◆ **ASSIGNMENT**: The records underneath are to be repeated exactly, with the pictures left out.

◆ **EXERCISE MATERIAL**:

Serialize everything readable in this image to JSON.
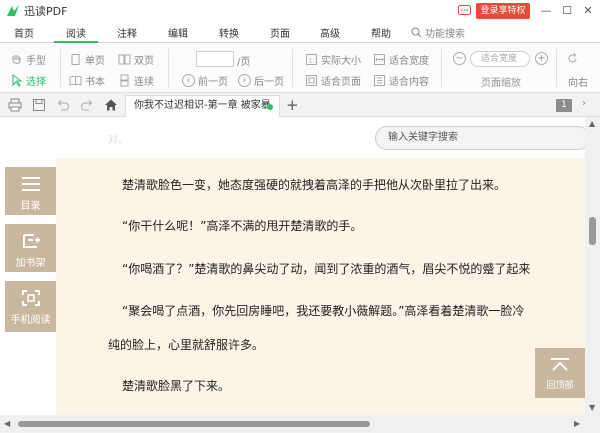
{
  "title_bar": {
    "app_title": "迅读PDF",
    "login_label": "登录享特权",
    "min": "—",
    "max": "☐",
    "close": "✕"
  },
  "menu": [
    {
      "label": "首页"
    },
    {
      "label": "阅读"
    },
    {
      "label": "注释"
    },
    {
      "label": "编辑"
    },
    {
      "label": "转换"
    },
    {
      "label": "页面"
    },
    {
      "label": "高级"
    },
    {
      "label": "帮助"
    }
  ],
  "function_search": {
    "placeholder": "功能搜索"
  },
  "ribbon": {
    "hand": "手型",
    "select": "选择",
    "single": "单页",
    "double": "双页",
    "book": "书本",
    "continuous": "连续",
    "page_suffix": "/页",
    "prev": "前一页",
    "next": "后一页",
    "actual_size": "实际大小",
    "fit_width": "适合宽度",
    "fit_page": "适合页面",
    "fit_content": "适合内容",
    "zoom_value": "适合宽度",
    "zoom_label": "页面缩放",
    "rotate_left": "向右"
  },
  "tab": {
    "document_title": "你我不过迟相识-第一章 被家暴",
    "page_number": "1"
  },
  "search": {
    "placeholder": "输入关键字搜索"
  },
  "faded_text": "对。",
  "side_buttons": {
    "toc": "目录",
    "bookshelf": "加书架",
    "mobile": "手机阅读"
  },
  "back_to_top": "回顶部",
  "paragraphs": [
    "楚清歌脸色一变，她态度强硬的就拽着高泽的手把他从次卧里拉了出来。",
    "“你干什么呢！”高泽不满的甩开楚清歌的手。",
    "“你喝酒了？”楚清歌的鼻尖动了动，闻到了浓重的酒气，眉尖不悦的蹙了起来",
    "“聚会喝了点酒，你先回房睡吧，我还要教小薇解题。”高泽看着楚清歌一脸冷",
    "纯的脸上，心里就舒服许多。",
    "楚清歌脸黑了下来。"
  ],
  "colors": {
    "accent": "#2dbe6c",
    "login": "#e84a3c",
    "side": "#c9b89f",
    "page_bg": "#fdf4e8"
  }
}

◆ **ANSWER FOR THE TASK**:
Serialize everything readable in this image to JSON.
{
  "title_bar": {
    "app_title": "迅读PDF",
    "login_label": "登录享特权",
    "min": "—",
    "max": "☐",
    "close": "✕"
  },
  "menu": [
    {
      "label": "首页"
    },
    {
      "label": "阅读"
    },
    {
      "label": "注释"
    },
    {
      "label": "编辑"
    },
    {
      "label": "转换"
    },
    {
      "label": "页面"
    },
    {
      "label": "高级"
    },
    {
      "label": "帮助"
    }
  ],
  "function_search": {
    "placeholder": "功能搜索"
  },
  "ribbon": {
    "hand": "手型",
    "select": "选择",
    "single": "单页",
    "double": "双页",
    "book": "书本",
    "continuous": "连续",
    "page_suffix": "/页",
    "prev": "前一页",
    "next": "后一页",
    "actual_size": "实际大小",
    "fit_width": "适合宽度",
    "fit_page": "适合页面",
    "fit_content": "适合内容",
    "zoom_value": "适合宽度",
    "zoom_label": "页面缩放",
    "rotate_left": "向右"
  },
  "tab": {
    "document_title": "你我不过迟相识-第一章 被家暴",
    "page_number": "1"
  },
  "search": {
    "placeholder": "输入关键字搜索"
  },
  "faded_text": "对。",
  "side_buttons": {
    "toc": "目录",
    "bookshelf": "加书架",
    "mobile": "手机阅读"
  },
  "back_to_top": "回顶部",
  "paragraphs": [
    "楚清歌脸色一变，她态度强硬的就拽着高泽的手把他从次卧里拉了出来。",
    "“你干什么呢！”高泽不满的甩开楚清歌的手。",
    "“你喝酒了？”楚清歌的鼻尖动了动，闻到了浓重的酒气，眉尖不悦的蹙了起来",
    "“聚会喝了点酒，你先回房睡吧，我还要教小薇解题。”高泽看着楚清歌一脸冷",
    "纯的脸上，心里就舒服许多。",
    "楚清歌脸黑了下来。"
  ],
  "colors": {
    "accent": "#2dbe6c",
    "login": "#e84a3c",
    "side": "#c9b89f",
    "page_bg": "#fdf4e8"
  }
}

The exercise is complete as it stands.